Now as you’ve probably figured out by now, the hunting is also more or less Saejima’s own source of indisposable income. You hunt animals to sell their pelts and meat for a price that will allow Saejima to access the various other side activities and items of the nearby city of Tsukimino—His and Kiryu’s cab business are among the most interesting of the side activities as they add whole new layers to the game’s world, and story, they are both larger major narratives outside of the main plot. Other characters, like Haruka (who’s also playable now) have her own comedy routine mini-game and dancing stuff that also revels in its share of interesting side characters. Akiyama has his hostess business to attend and newcomer, Shinada has a batting game side activity meant to compliment his previous occupation as a baseball player.
Ultimately, all of these larger side mission dramas fleshes out each of the playable characters with its own set of wonderful little side characters; It represents the authentic charm of Yakuza’s world and good writing in the best possible way imaginable—It builds upon the concept of substories from previous games and with Yakuza 5 it culminates into one big entirely separate story next to the main plot. The Yakuza team deserves my utmost respect for creating such an engaging series that consistently manages to feel new, refreshing and exciting with each revisit of Kamurocho and old characters as well as meeting new ones.

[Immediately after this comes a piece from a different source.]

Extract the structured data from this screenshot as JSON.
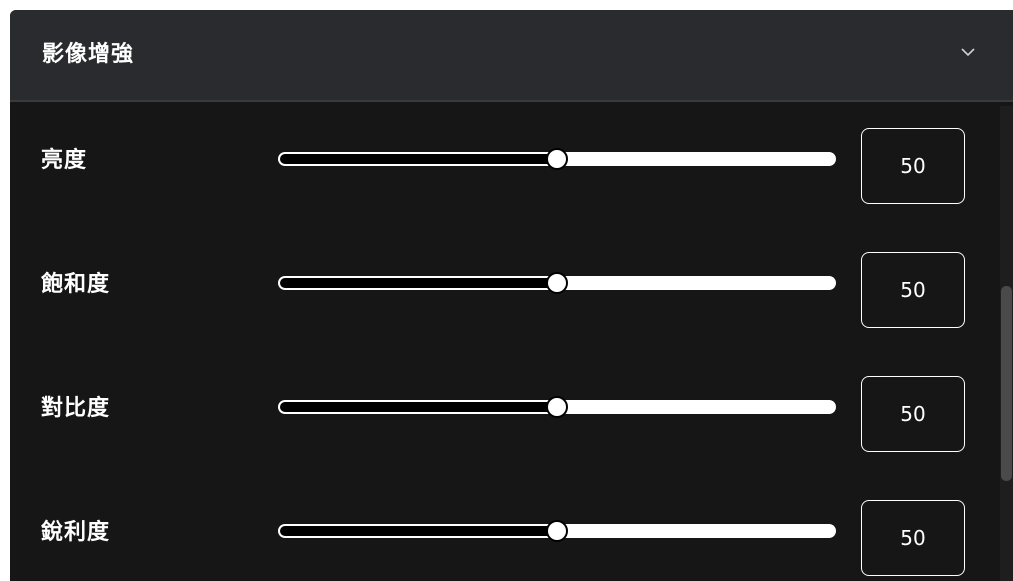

There’s a new mode that can be activated while in “Red Heat Mode” where the character unleashes devastating attacks in form of punches, kicks and throws that are all vastly more powerful than your average attacks. You’re also able to experiment even further with your combos, a pair of punches, finished with a finishing kick can now be followed up with a throw in-mid combo where Kiryu, or any other character, will grab the enemy in the mid air and throw them into the fray of other enemies. It paves way for some awesome crowd control shenanigans, useful when dealing with big groups of which there are plenty in Yakuza 5.
Yakuza 5 has so far settled as one of my favorite action games of all time and among my favorite games from last gen. It builds upon the established formula even further to an incredible satisfactory degree. My time with the series might not have been long but it certainly will be in the nearest future. If you don’t mind buying digital, and you have a PS3 with the proper HDD space then you owe it yourself to play this game. Otherwise, wait for the release of Yakuza 0—I know I will! FEEL THE HEAT!